This past Wednesday night, tired of reading poorly written personal ads (and unaware that the next day was National Grammar Day), I posted this message as my Facebook status:
If you're so interested in taking advantage of all that life has to offer, you should--in between romantic walks on the beach, quiet nights at home and outings to concerts and museums--take a basic grammar course so you'll know the difference between "your" and "you're,” be able to distinguish among "there," "their" and "they're," and use each one correctly in a sentence.
Almost immediately, Carol commented: “Very timely suggestion, as tomorrow is National Grammar Day! :)”
Before I fill you in on the rest of the conversation as it unfolded, I’ll share the corny old joke that came to mind when I heard that:
A traveling salesman knocks on the door and little Joey answers.Now, back to the conversation, which actually evolved into a list by grammarians of their biggest pet peeves about our language and how people use—and misuse—it.
Salesman: “Is your Ma home?”
Joey: “No, she ain’t here.”
Salesman: “Where’s your grammar?”
Joey: “She ain’t here either.”
Pet Peeve #1 is from Peggy: “How about s or 's. That drives me crazy.” Strunk and White would agree. It’s the very first rule in their classic volume.
Her sister, Marianne, chimed in with Pet Peeve #2: “than vs. then!!” According to S&W, "than" is used to express comparison. A concise explanation of the difference between the two—and when to use each—can be found here.
Next came Bonny (please, not Bonnie), with Pet Peeve #3: “When I was hiring an editor for a book proposal, so many of the applicants spelled my name wrong!” Indeed, correct spelling and careful attention to detail are as essential as proper grammar and usage.
Pet Peeve #4 came from David, who had this to say: “How about ‘it's’ and ‘its’ while you're at it? They are misused far too often.” Yes, they are, but at least they’re real words, unlike its’, which I see everywhere!
Back to Marianne for Pet Peeve #5: “Here's one that bugs me...my Facebook notification reads 'So-and-so commented on their status.’" LOL! Here’s what The Writing Center at the University of Wisconsin-Green Bay has to say about this matter.

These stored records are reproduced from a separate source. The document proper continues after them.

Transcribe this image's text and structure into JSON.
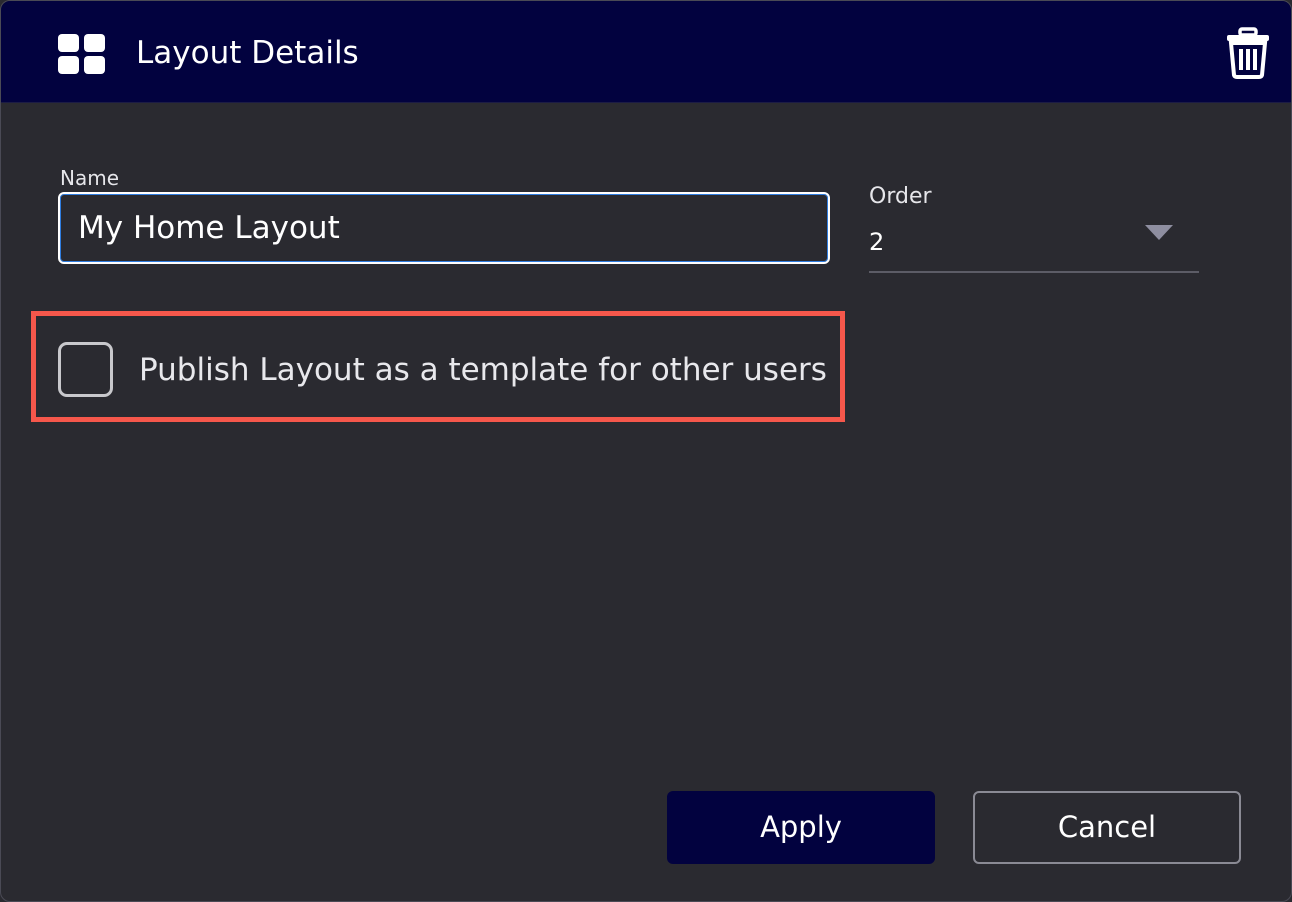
{
  "dialog": {
    "title": "Layout Details",
    "header_icon": "grid-icon",
    "delete_icon": "trash-icon"
  },
  "form": {
    "name_label": "Name",
    "name_value": "My Home Layout",
    "order_label": "Order",
    "order_value": "2",
    "publish_checkbox_label": "Publish Layout as a template for other users",
    "publish_checked": false
  },
  "buttons": {
    "apply_label": "Apply",
    "cancel_label": "Cancel"
  },
  "colors": {
    "header_bg": "#02023f",
    "body_bg": "#2a2a30",
    "highlight_border": "#f5574b",
    "input_focus": "#2f7de0"
  }
}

Pet Peeves #6, #7 and #8 come from my buddy Larry, who said, “Between you and I, my pet peeve is the total breakdown in differentiating among who and whom, of which the New York Times and The New Yorker is frequently guilty. P.S. I count three on-purpose errors in my previous sentence -- but maybe I missed something.” Grammar Girl (that's her up there in the top left hand corner of the page) can fill you in on proper use of the pronouns “I” and “me” and the prepositions "among" and "between." Click here to read about the nuances of “who” and “whom,” and here to brush up on subject-verb agreement.
Carol, the person who launched this whole conversation in the first place, piped in with Pet Peeve #9: “One of my pet peeves is that no one (in the media, ironically) seems to realize that the word ‘media’ is plural. They always say, ‘the media IS...’ Grrr. (Same for data and bacteria!)” Click here to see the singular forms of these and other words with irregular plurals.
And finally this: Although not exactly Pet Peeve #10, it deserves special mention if only because it crossed my desk yesterday, National Grammar Day: “I officiated at his wedding this past July and him and his wife are both now members.”